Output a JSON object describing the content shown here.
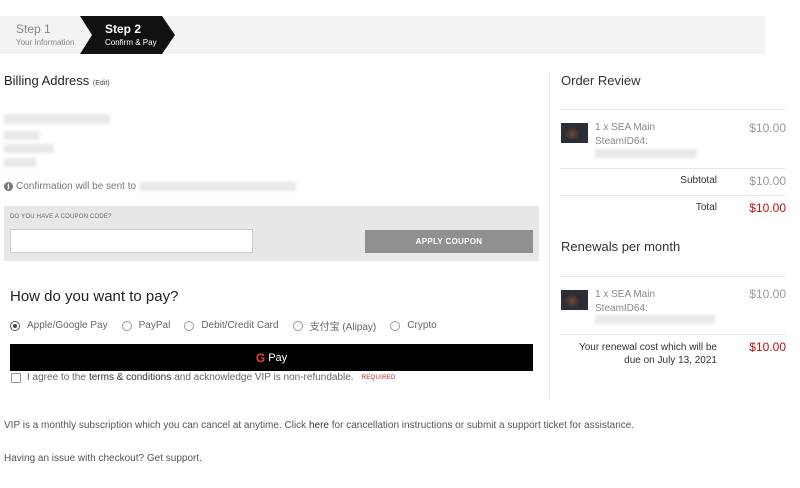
{
  "steps": [
    {
      "title": "Step 1",
      "subtitle": "Your Information"
    },
    {
      "title": "Step 2",
      "subtitle": "Confirm & Pay"
    }
  ],
  "billing": {
    "title": "Billing Address",
    "edit_label": "(Edit)",
    "confirmation_prefix": "Confirmation will be sent to"
  },
  "coupon": {
    "label": "DO YOU HAVE A COUPON CODE?",
    "input_value": "",
    "button_label": "APPLY COUPON"
  },
  "payment": {
    "title": "How do you want to pay?",
    "methods": [
      "Apple/Google Pay",
      "PayPal",
      "Debit/Credit Card",
      "支付宝 (Alipay)",
      "Crypto"
    ],
    "selected": "Apple/Google Pay",
    "gpay_g": "G",
    "gpay_label": "Pay"
  },
  "agreement": {
    "prefix": "I agree to the",
    "link": "terms & conditions",
    "suffix": "and acknowledge VIP is non-refundable.",
    "required": "REQUIRED"
  },
  "order_review": {
    "title": "Order Review",
    "item_name": "1 x SEA Main",
    "item_id_label": "SteamID64:",
    "item_price": "$10.00",
    "subtotal_label": "Subtotal",
    "subtotal": "$10.00",
    "total_label": "Total",
    "total": "$10.00"
  },
  "renewals": {
    "title": "Renewals per month",
    "item_name": "1 x SEA Main",
    "item_id_label": "SteamID64:",
    "item_price": "$10.00",
    "note": "Your renewal cost which will be due on July 13, 2021",
    "cost": "$10.00"
  },
  "footer": {
    "line1_a": "VIP is a monthly subscription which you can cancel at anytime. Click",
    "line1_here": "here",
    "line1_b": "for cancellation instructions or submit a support ticket for assistance.",
    "line2": "Having an issue with checkout? Get support."
  },
  "colors": {
    "accent_dark": "#111111",
    "total_red": "#b11111",
    "button_gray": "#909090"
  },
  "icons": [
    "info-icon",
    "google-g-icon",
    "game-thumbnail"
  ]
}
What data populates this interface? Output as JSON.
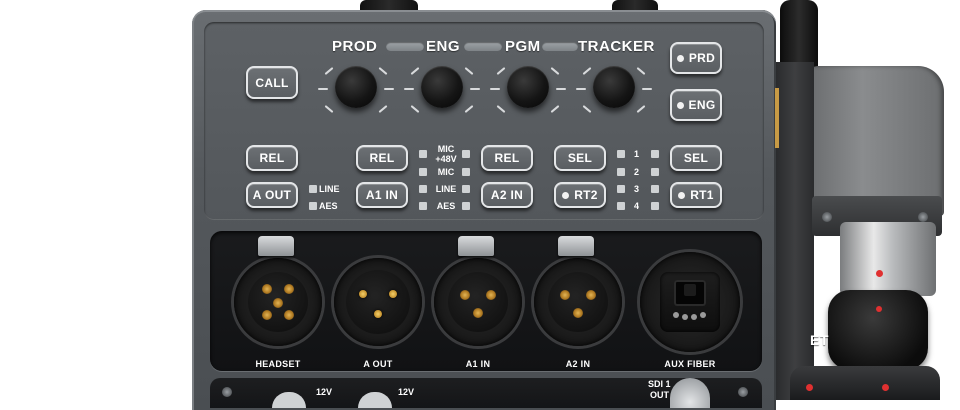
{
  "channels": {
    "prod": "PROD",
    "eng": "ENG",
    "pgm": "PGM",
    "tracker": "TRACKER"
  },
  "buttons": {
    "call": "CALL",
    "prd": "PRD",
    "eng": "ENG",
    "rel_1": "REL",
    "rel_2": "REL",
    "rel_3": "REL",
    "sel_1": "SEL",
    "sel_2": "SEL",
    "a_out": "A OUT",
    "a1_in": "A1 IN",
    "a2_in": "A2 IN",
    "rt2": "RT2",
    "rt1": "RT1"
  },
  "indicators": {
    "line": "LINE",
    "aes": "AES",
    "mic_48v_1": "MIC",
    "mic_48v_2": "+48V",
    "mic": "MIC",
    "line_2": "LINE",
    "aes_2": "AES",
    "num_1": "1",
    "num_2": "2",
    "num_3": "3",
    "num_4": "4"
  },
  "connectors": {
    "headset": "HEADSET",
    "a_out": "A OUT",
    "a1_in": "A1 IN",
    "a2_in": "A2 IN",
    "aux_fiber": "AUX FIBER"
  },
  "bottom": {
    "v12_1": "12V",
    "v12_2": "12V",
    "sdi_1": "SDI 1",
    "sdi_out": "OUT"
  },
  "side_module": {
    "label": "ET"
  },
  "colors": {
    "panel": "#55595d",
    "button_border": "#e4e6e8",
    "pin_gold": "#c4902c",
    "led_red": "#e03030"
  }
}
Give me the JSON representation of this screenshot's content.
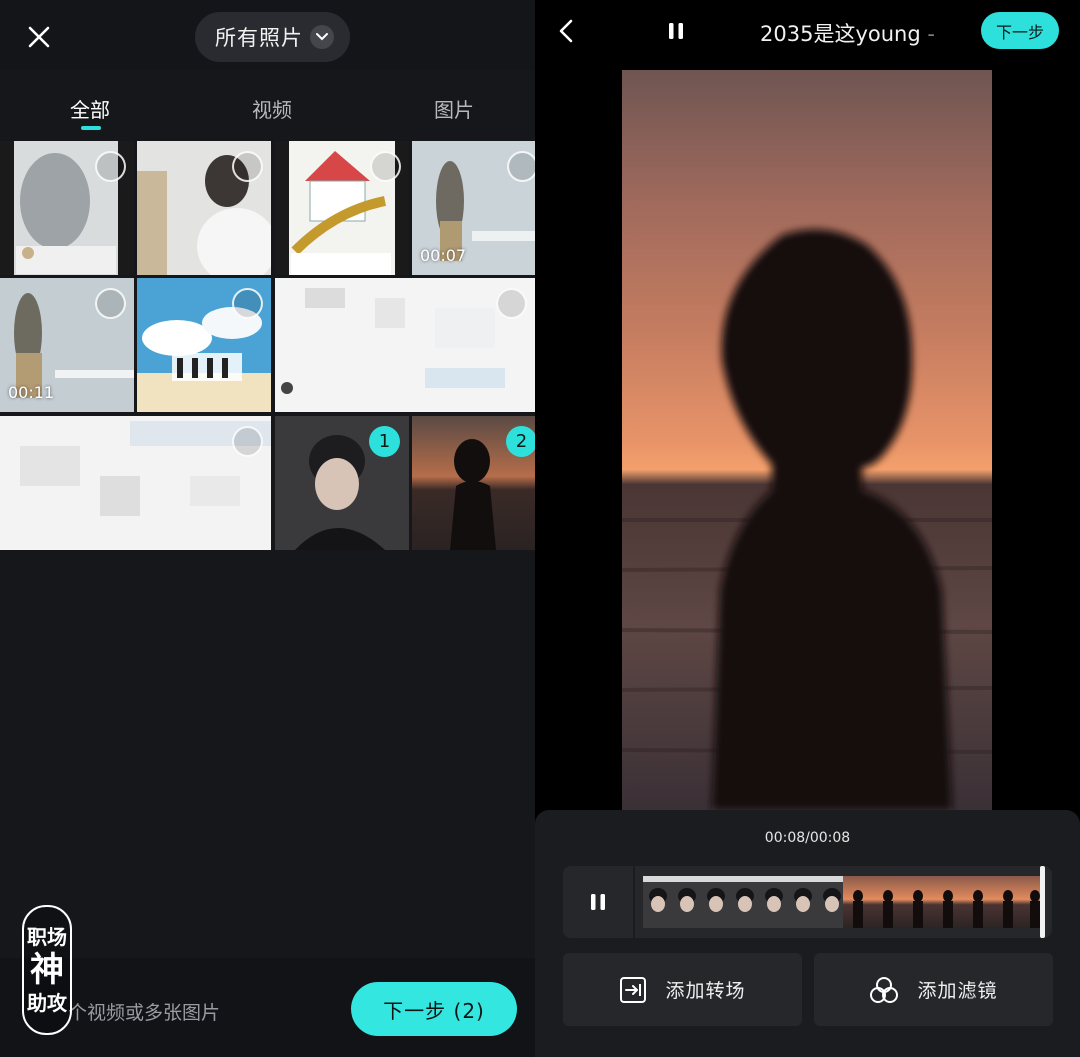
{
  "left": {
    "header": {
      "album_label": "所有照片"
    },
    "tabs": [
      {
        "label": "全部",
        "active": true
      },
      {
        "label": "视频",
        "active": false
      },
      {
        "label": "图片",
        "active": false
      }
    ],
    "grid": {
      "durations": [
        "00:07",
        "00:11"
      ],
      "selection_numbers": [
        "1",
        "2"
      ]
    },
    "footer": {
      "hint": "个视频或多张图片",
      "next_button": "下一步 (2)"
    },
    "watermark": [
      "职场",
      "神",
      "助攻"
    ]
  },
  "right": {
    "header": {
      "title": "2035是这young",
      "title_fade": " -",
      "next_button": "下一步"
    },
    "timeline": {
      "time_readout": "00:08/00:08"
    },
    "actions": [
      {
        "label": "添加转场",
        "icon": "transition-icon"
      },
      {
        "label": "添加滤镜",
        "icon": "filter-icon"
      }
    ]
  },
  "colors": {
    "accent": "#2de0db",
    "bg_dark": "#16171b",
    "panel": "#1b1c20"
  }
}
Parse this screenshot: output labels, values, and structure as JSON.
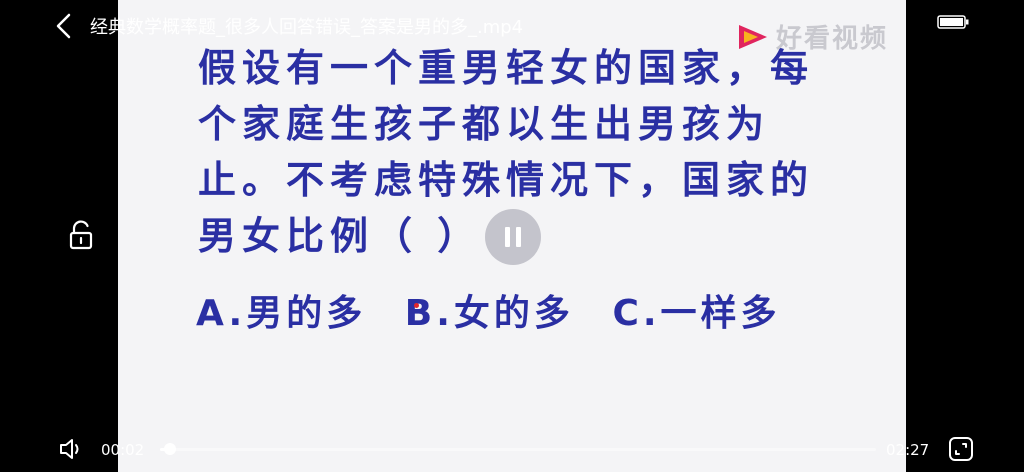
{
  "header": {
    "title": "经典数学概率题_很多人回答错误_答案是男的多_.mp4"
  },
  "watermark": {
    "text": "好看视频"
  },
  "video": {
    "question_lines": [
      "假设有一个重男轻女的国家，每",
      "个家庭生孩子都以生出男孩为",
      "止。不考虑特殊情况下，国家的",
      "男女比例（ ）"
    ],
    "options": [
      "A.男的多",
      "B.女的多",
      "C.一样多"
    ]
  },
  "player": {
    "time_current": "00:02",
    "time_total": "02:27",
    "progress_fraction": 0.014
  },
  "colors": {
    "question_text": "#2a2fa3",
    "frame_bg": "#f4f4f6",
    "accent_red": "#e1262c"
  }
}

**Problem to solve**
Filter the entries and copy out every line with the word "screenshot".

**Reply to the exercise**
Give me the JSON representation of this screenshot's content.
Parse this screenshot: output labels, values, and structure as JSON.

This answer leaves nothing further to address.